### Directions:
Give the count of lines below that include the word "true", and say nothing else.

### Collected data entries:

==============================

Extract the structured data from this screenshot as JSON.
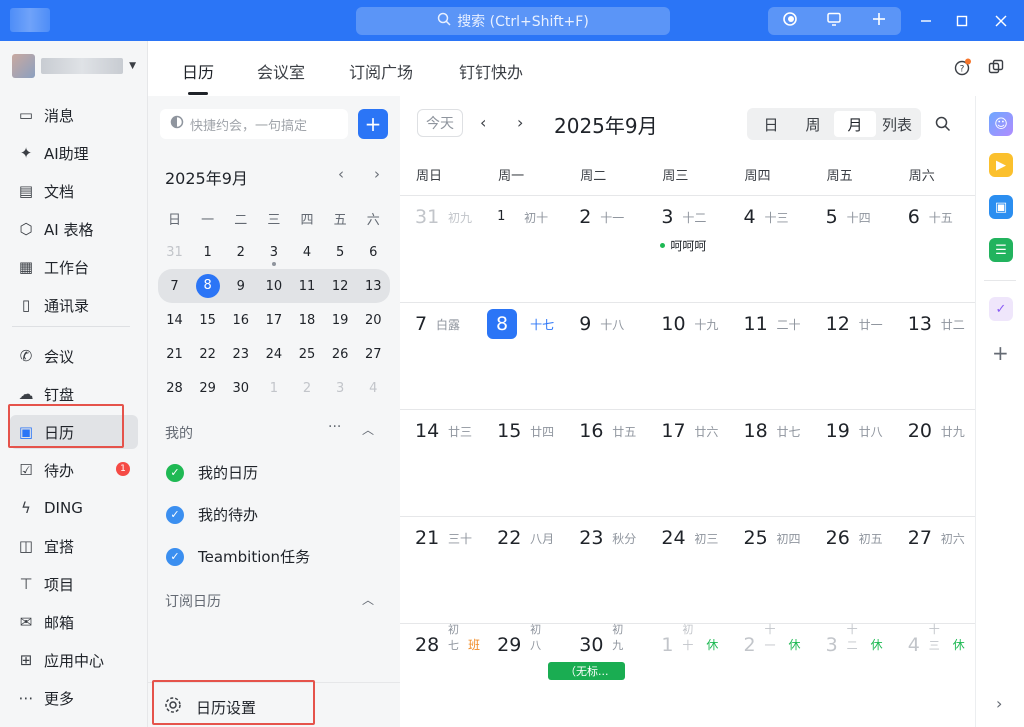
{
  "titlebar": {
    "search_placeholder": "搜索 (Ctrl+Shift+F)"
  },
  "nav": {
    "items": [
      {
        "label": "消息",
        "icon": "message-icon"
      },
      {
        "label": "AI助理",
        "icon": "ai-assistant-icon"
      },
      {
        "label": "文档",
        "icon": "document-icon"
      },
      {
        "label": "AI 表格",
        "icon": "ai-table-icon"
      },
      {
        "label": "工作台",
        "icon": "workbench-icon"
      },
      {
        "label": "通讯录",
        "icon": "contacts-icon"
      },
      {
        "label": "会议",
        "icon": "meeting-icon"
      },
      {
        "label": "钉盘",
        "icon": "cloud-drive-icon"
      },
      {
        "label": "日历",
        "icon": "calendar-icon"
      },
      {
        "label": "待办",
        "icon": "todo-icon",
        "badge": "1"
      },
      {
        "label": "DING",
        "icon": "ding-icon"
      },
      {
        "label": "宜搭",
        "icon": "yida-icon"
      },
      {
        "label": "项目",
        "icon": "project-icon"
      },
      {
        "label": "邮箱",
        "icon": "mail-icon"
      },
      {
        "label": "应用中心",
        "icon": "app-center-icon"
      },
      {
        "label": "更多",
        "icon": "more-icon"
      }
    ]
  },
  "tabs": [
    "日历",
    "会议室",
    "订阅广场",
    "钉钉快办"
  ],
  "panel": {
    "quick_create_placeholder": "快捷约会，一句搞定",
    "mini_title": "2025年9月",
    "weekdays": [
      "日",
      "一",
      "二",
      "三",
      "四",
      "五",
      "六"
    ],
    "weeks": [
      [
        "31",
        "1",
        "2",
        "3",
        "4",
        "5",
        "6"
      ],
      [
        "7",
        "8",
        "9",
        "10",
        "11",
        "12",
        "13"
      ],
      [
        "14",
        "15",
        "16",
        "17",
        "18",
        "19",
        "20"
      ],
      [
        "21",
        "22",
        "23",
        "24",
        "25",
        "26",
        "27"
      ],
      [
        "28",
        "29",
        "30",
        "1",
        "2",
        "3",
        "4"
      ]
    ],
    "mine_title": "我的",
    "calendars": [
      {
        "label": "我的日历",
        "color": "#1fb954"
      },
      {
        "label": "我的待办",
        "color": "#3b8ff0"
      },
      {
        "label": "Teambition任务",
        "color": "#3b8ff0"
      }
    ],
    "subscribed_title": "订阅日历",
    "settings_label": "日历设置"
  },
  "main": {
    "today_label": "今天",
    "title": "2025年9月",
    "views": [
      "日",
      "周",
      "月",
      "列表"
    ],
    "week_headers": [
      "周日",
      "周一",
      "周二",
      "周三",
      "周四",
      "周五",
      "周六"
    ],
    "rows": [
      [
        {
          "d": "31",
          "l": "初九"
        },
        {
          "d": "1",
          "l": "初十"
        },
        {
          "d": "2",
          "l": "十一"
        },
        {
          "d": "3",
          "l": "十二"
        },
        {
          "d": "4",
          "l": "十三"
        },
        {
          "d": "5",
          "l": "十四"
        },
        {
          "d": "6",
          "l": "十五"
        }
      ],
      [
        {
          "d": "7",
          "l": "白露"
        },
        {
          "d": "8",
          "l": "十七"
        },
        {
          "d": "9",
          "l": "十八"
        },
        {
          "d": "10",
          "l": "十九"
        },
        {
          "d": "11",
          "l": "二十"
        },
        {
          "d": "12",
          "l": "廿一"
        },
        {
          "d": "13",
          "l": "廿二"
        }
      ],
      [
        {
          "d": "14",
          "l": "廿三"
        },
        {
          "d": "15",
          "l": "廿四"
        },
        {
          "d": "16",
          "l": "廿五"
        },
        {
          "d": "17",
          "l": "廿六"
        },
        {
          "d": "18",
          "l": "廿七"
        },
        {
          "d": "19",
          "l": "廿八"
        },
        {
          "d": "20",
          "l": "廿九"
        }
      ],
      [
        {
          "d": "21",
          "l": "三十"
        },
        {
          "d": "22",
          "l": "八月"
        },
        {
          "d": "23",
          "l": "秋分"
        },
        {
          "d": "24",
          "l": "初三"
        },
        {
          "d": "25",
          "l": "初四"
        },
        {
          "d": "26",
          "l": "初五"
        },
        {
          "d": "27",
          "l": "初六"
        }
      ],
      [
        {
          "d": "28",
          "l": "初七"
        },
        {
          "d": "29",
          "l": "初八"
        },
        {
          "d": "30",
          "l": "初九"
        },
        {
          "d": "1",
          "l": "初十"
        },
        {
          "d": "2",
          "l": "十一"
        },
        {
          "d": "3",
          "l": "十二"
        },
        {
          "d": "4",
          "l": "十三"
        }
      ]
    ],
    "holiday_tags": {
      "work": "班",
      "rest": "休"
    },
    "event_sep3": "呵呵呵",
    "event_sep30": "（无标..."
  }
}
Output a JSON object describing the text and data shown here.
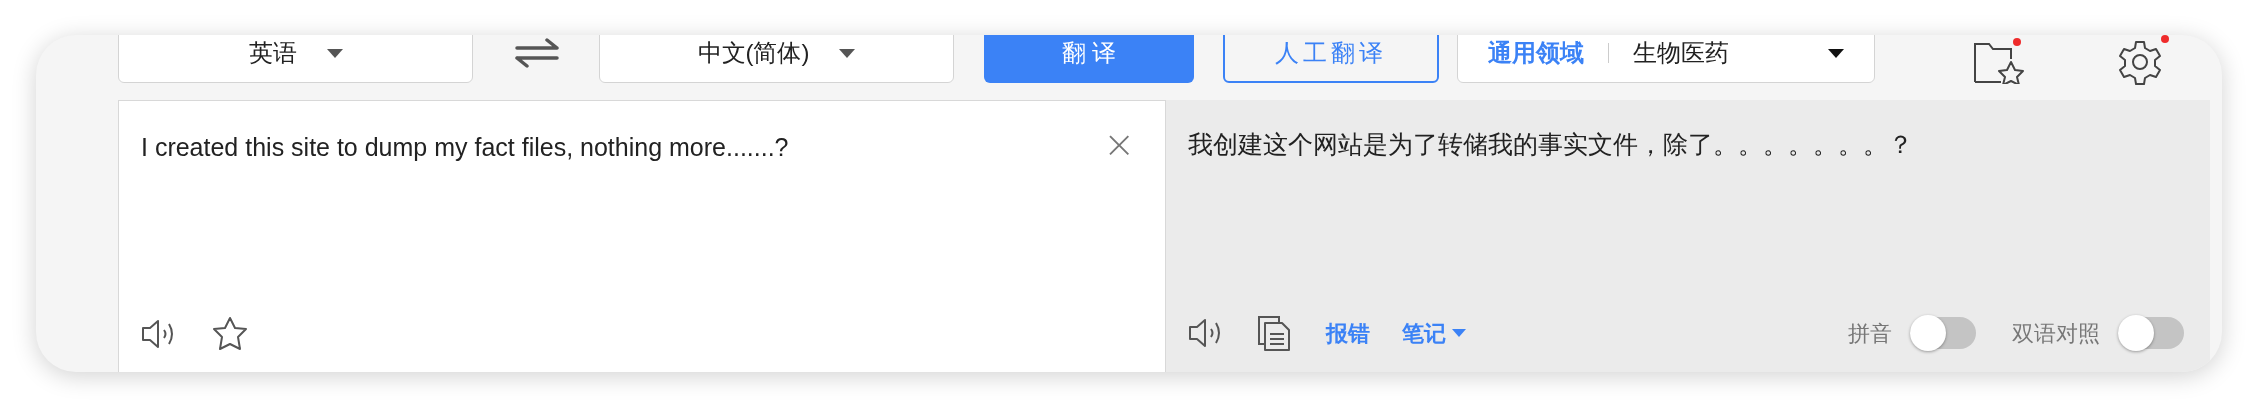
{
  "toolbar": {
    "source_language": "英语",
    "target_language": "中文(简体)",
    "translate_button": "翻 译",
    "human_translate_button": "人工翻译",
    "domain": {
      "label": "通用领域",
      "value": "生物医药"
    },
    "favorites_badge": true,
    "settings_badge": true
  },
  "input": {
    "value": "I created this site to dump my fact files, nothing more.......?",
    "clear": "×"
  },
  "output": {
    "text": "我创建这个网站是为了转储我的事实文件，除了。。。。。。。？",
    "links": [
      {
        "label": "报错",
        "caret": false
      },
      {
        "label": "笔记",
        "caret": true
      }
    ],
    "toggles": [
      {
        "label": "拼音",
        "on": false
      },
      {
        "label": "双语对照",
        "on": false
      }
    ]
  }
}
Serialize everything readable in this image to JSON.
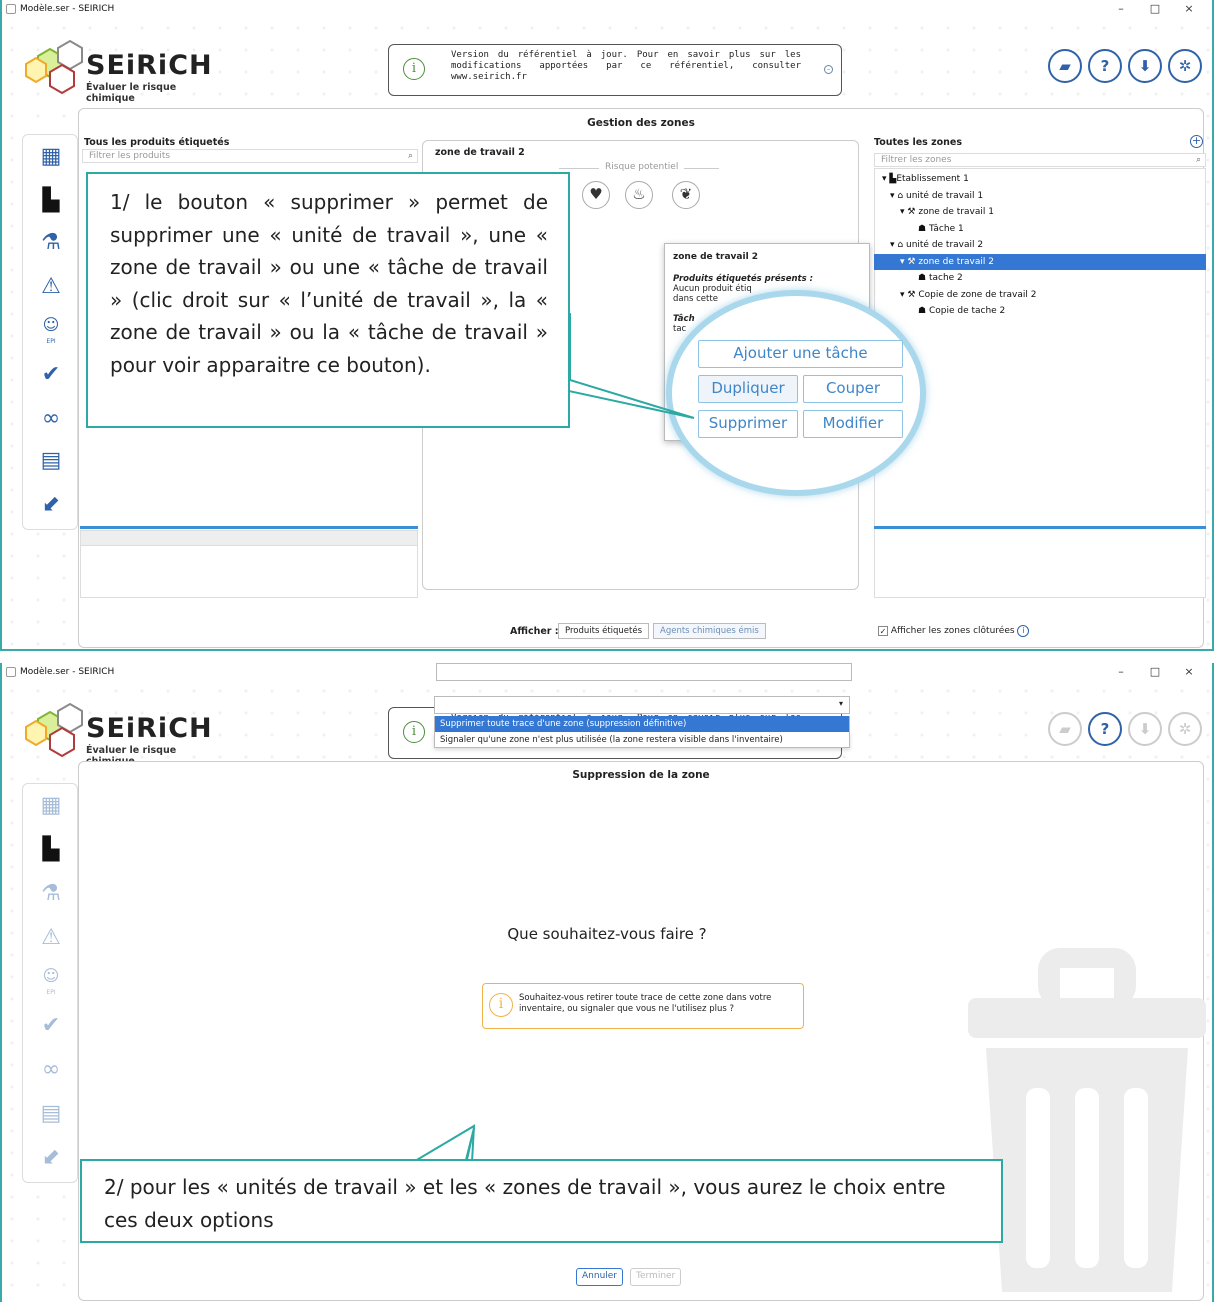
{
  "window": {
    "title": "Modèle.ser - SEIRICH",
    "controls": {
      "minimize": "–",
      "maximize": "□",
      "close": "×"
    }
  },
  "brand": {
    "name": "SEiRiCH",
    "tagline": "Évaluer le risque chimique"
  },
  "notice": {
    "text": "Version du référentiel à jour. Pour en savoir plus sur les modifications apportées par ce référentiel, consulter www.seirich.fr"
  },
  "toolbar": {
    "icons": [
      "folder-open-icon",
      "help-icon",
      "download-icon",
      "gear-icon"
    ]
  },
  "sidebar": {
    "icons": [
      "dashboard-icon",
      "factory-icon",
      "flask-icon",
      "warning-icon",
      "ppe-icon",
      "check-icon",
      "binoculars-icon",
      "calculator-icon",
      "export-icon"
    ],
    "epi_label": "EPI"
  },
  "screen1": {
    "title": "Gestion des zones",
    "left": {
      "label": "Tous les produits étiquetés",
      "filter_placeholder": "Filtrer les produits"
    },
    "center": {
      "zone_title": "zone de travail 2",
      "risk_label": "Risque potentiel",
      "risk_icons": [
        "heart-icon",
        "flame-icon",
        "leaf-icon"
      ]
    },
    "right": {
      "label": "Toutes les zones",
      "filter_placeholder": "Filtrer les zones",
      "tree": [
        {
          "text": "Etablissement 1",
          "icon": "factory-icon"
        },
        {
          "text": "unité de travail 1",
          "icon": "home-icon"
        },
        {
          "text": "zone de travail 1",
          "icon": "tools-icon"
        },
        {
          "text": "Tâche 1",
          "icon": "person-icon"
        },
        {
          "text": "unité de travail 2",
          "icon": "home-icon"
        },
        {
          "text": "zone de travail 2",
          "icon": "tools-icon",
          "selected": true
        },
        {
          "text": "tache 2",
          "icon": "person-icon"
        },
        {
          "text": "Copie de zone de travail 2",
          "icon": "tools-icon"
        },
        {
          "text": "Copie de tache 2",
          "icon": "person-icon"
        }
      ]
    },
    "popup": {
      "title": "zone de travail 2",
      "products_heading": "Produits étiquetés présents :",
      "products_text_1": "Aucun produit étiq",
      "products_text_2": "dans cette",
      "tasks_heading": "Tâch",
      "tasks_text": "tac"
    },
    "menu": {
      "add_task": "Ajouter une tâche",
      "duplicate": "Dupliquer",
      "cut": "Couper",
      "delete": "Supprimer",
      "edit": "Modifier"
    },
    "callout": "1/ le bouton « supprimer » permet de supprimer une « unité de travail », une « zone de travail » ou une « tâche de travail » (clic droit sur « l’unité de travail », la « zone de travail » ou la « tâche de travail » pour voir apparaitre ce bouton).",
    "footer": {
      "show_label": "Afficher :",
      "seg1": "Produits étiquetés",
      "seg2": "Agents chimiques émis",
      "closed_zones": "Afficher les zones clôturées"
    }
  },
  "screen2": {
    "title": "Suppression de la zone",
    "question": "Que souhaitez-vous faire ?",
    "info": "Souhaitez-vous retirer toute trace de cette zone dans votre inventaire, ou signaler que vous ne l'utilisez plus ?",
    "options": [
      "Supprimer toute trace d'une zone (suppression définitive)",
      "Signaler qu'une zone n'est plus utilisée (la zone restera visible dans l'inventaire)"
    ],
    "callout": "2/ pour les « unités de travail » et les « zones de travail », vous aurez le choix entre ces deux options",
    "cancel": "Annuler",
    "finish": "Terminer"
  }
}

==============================

### Finished task:
4